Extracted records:
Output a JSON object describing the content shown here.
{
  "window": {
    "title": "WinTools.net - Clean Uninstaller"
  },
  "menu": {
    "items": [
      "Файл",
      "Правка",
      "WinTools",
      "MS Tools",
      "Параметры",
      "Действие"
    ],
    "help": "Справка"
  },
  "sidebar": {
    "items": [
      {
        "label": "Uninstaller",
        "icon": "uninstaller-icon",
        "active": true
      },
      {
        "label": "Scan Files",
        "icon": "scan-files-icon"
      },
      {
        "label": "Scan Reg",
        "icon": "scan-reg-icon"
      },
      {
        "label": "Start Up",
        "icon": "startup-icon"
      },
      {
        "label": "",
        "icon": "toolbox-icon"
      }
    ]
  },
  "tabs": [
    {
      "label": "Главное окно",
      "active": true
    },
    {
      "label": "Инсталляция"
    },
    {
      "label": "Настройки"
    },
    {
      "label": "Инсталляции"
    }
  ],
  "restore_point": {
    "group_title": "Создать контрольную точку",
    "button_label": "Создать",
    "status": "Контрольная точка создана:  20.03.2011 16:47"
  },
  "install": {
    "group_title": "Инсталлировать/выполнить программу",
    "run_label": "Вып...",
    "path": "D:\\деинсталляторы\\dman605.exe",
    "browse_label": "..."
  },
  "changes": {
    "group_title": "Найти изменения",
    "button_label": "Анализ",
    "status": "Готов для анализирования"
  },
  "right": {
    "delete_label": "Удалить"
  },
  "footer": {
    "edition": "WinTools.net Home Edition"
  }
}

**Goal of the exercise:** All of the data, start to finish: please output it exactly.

**Reply to the exercise:**
Output a JSON object describing the content shown here.
{
  "window": {
    "title": "WinTools.net - Clean Uninstaller"
  },
  "menu": {
    "items": [
      "Файл",
      "Правка",
      "WinTools",
      "MS Tools",
      "Параметры",
      "Действие"
    ],
    "help": "Справка"
  },
  "sidebar": {
    "items": [
      {
        "label": "Uninstaller",
        "icon": "uninstaller-icon",
        "active": true
      },
      {
        "label": "Scan Files",
        "icon": "scan-files-icon"
      },
      {
        "label": "Scan Reg",
        "icon": "scan-reg-icon"
      },
      {
        "label": "Start Up",
        "icon": "startup-icon"
      },
      {
        "label": "",
        "icon": "toolbox-icon"
      }
    ]
  },
  "tabs": [
    {
      "label": "Главное окно",
      "active": true
    },
    {
      "label": "Инсталляция"
    },
    {
      "label": "Настройки"
    },
    {
      "label": "Инсталляции"
    }
  ],
  "restore_point": {
    "group_title": "Создать контрольную точку",
    "button_label": "Создать",
    "status": "Контрольная точка создана:  20.03.2011 16:47"
  },
  "install": {
    "group_title": "Инсталлировать/выполнить программу",
    "run_label": "Вып...",
    "path": "D:\\деинсталляторы\\dman605.exe",
    "browse_label": "..."
  },
  "changes": {
    "group_title": "Найти изменения",
    "button_label": "Анализ",
    "status": "Готов для анализирования"
  },
  "right": {
    "delete_label": "Удалить"
  },
  "footer": {
    "edition": "WinTools.net Home Edition"
  }
}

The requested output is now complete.